There may have been a time when one of our friends turned against us. It may have been a betrayal of a special confidence we shared, or a turning away to become a special friend of someone else and rejected our friendship. Our reaction may have been to retaliate against that person, reject her from any friendship, maybe even to tell others of the meanness of that person or cross her off our list of friends. Somehow we wanted to get even.

That wasn’t Jesus’ way. Even knowing what Judas had planned, Jesus still treated him as one of his chosen disciples. He still loved him and desired good for him. That wasn’t an easy thing to do. How do we forgive another when that person has rejected us? Not easy! My guess it will take time after time of resolving to forgive for us to actually forgive that person.

As we enter into the most sacred days of the year, may we reflect deeply on the love Jesus had for Judas. Let us make one more attempt to do the same with the person who has turned against us.

Posted in Just Reflecting

End Gerrymandering

Blog by Sr. Mary Ellen Bennett, OP

If this past election has taught us anything, it’s that every vote truly matters and must be counted.

To make sure that a fair elections process happens every time, we need to produce fair election district maps, and end the process of Gerrymandering.  This is a bi-partisan issue.

In 2011 there were no rules against partisan Gerrymandering, and no Federal regulations about it.

During the upcoming redistricting process, we all could play an active role in how our political maps are drawn.

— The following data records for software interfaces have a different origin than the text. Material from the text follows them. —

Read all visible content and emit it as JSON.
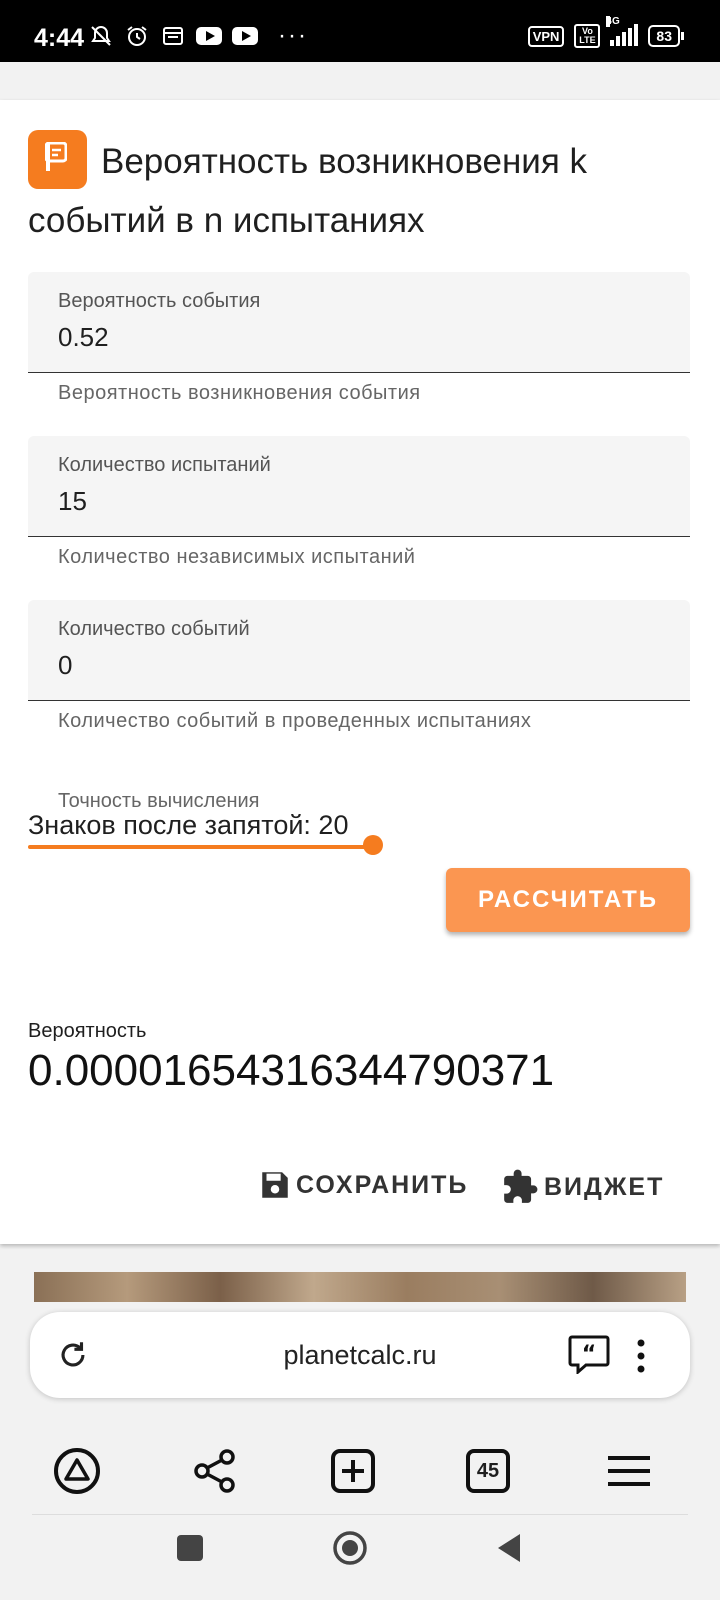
{
  "status_bar": {
    "time": "4:44",
    "vpn": "VPN",
    "volte": "Vo LTE",
    "network": "4G",
    "battery": "83"
  },
  "calculator": {
    "title": "Вероятность возникновения k событий в n испытаниях",
    "fields": [
      {
        "label": "Вероятность события",
        "value": "0.52",
        "helper": "Вероятность возникновения события"
      },
      {
        "label": "Количество испытаний",
        "value": "15",
        "helper": "Количество независимых испытаний"
      },
      {
        "label": "Количество событий",
        "value": "0",
        "helper": "Количество событий в проведенных испытаниях"
      }
    ],
    "precision": {
      "label": "Точность вычисления",
      "digits_label": "Знаков после запятой: 20",
      "level": 1.0
    },
    "calculate_label": "РАССЧИТАТЬ",
    "result": {
      "label": "Вероятность",
      "value": "0.0000165431634479037​1"
    },
    "save_label": "СОХРАНИТЬ",
    "widget_label": "ВИДЖЕТ"
  },
  "browser": {
    "url": "planetcalc.ru",
    "tab_count": "45",
    "icons": [
      "reload-icon",
      "quote-icon",
      "more-vert-icon",
      "alice-icon",
      "share-icon",
      "new-tab-icon",
      "tabs-icon",
      "menu-icon"
    ]
  },
  "colors": {
    "accent": "#f57c1f",
    "button": "#fb9651"
  }
}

With the current districting in Ohio, for example, 55% of voters get 75% of seats. That’s a 20% difference. Vote shares and seat shares should be close.  Democrats are packed into 4 districts because of distorted boundary lines.  Therefore there’s a disconnect between how constituents feel, and how legislation is acted on.

The 2020 Census Data probably won’t be available until March, but it’s not too early to begin advocating for fair Election District maps.

Posted in Just Reflecting